Required work:
Exactly reproduce each of the entries shown below.

════════════════════

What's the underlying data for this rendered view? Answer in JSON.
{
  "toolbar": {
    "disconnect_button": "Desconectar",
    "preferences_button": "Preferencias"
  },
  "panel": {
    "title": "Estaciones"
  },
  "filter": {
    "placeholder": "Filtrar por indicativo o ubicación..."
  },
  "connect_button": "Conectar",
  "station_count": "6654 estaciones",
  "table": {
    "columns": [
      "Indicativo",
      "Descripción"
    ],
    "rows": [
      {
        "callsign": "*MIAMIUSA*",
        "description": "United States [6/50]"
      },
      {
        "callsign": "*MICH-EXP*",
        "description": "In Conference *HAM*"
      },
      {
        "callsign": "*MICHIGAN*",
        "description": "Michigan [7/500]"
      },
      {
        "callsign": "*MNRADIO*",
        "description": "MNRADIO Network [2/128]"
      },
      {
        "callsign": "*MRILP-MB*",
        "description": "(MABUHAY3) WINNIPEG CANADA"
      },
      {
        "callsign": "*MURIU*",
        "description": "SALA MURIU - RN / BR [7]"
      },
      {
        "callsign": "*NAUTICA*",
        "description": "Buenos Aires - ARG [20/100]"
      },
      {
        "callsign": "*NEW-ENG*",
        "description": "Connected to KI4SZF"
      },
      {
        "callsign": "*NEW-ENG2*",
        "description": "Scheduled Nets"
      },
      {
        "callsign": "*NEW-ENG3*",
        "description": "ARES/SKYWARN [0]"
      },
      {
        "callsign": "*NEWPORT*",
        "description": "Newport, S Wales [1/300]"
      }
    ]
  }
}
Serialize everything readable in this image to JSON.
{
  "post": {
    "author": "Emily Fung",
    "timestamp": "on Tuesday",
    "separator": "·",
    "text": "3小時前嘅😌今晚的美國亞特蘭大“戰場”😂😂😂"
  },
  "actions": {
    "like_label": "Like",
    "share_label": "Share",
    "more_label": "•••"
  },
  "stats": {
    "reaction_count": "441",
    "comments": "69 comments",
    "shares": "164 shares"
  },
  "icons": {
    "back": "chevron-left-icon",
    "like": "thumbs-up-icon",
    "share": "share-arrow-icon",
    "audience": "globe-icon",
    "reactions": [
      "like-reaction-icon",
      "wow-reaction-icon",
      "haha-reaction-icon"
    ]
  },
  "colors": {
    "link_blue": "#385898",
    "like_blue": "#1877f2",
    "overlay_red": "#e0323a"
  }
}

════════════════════

Result below:
What's the underlying data for this rendered view? Answer in JSON.
{
  "toolbar": {
    "disconnect_button": "Desconectar",
    "preferences_button": "Preferencias"
  },
  "panel": {
    "title": "Estaciones"
  },
  "filter": {
    "placeholder": "Filtrar por indicativo o ubicación..."
  },
  "connect_button": "Conectar",
  "station_count": "6654 estaciones",
  "table": {
    "columns": [
      "Indicativo",
      "Descripción"
    ],
    "rows": [
      {
        "callsign": "*MIAMIUSA*",
        "description": "United States [6/50]"
      },
      {
        "callsign": "*MICH-EXP*",
        "description": "In Conference *HAM*"
      },
      {
        "callsign": "*MICHIGAN*",
        "description": "Michigan [7/500]"
      },
      {
        "callsign": "*MNRADIO*",
        "description": "MNRADIO Network [2/128]"
      },
      {
        "callsign": "*MRILP-MB*",
        "description": "(MABUHAY3) WINNIPEG CANADA"
      },
      {
        "callsign": "*MURIU*",
        "description": "SALA MURIU - RN / BR [7]"
      },
      {
        "callsign": "*NAUTICA*",
        "description": "Buenos Aires - ARG [20/100]"
      },
      {
        "callsign": "*NEW-ENG*",
        "description": "Connected to KI4SZF"
      },
      {
        "callsign": "*NEW-ENG2*",
        "description": "Scheduled Nets"
      },
      {
        "callsign": "*NEW-ENG3*",
        "description": "ARES/SKYWARN [0]"
      },
      {
        "callsign": "*NEWPORT*",
        "description": "Newport, S Wales [1/300]"
      }
    ]
  }
}
Serialize everything readable in this image to JSON.
{
  "post": {
    "author": "Emily Fung",
    "timestamp": "on Tuesday",
    "separator": "·",
    "text": "3小時前嘅😌今晚的美國亞特蘭大“戰場”😂😂😂"
  },
  "actions": {
    "like_label": "Like",
    "share_label": "Share",
    "more_label": "•••"
  },
  "stats": {
    "reaction_count": "441",
    "comments": "69 comments",
    "shares": "164 shares"
  },
  "icons": {
    "back": "chevron-left-icon",
    "like": "thumbs-up-icon",
    "share": "share-arrow-icon",
    "audience": "globe-icon",
    "reactions": [
      "like-reaction-icon",
      "wow-reaction-icon",
      "haha-reaction-icon"
    ]
  },
  "colors": {
    "link_blue": "#385898",
    "like_blue": "#1877f2",
    "overlay_red": "#e0323a"
  }
}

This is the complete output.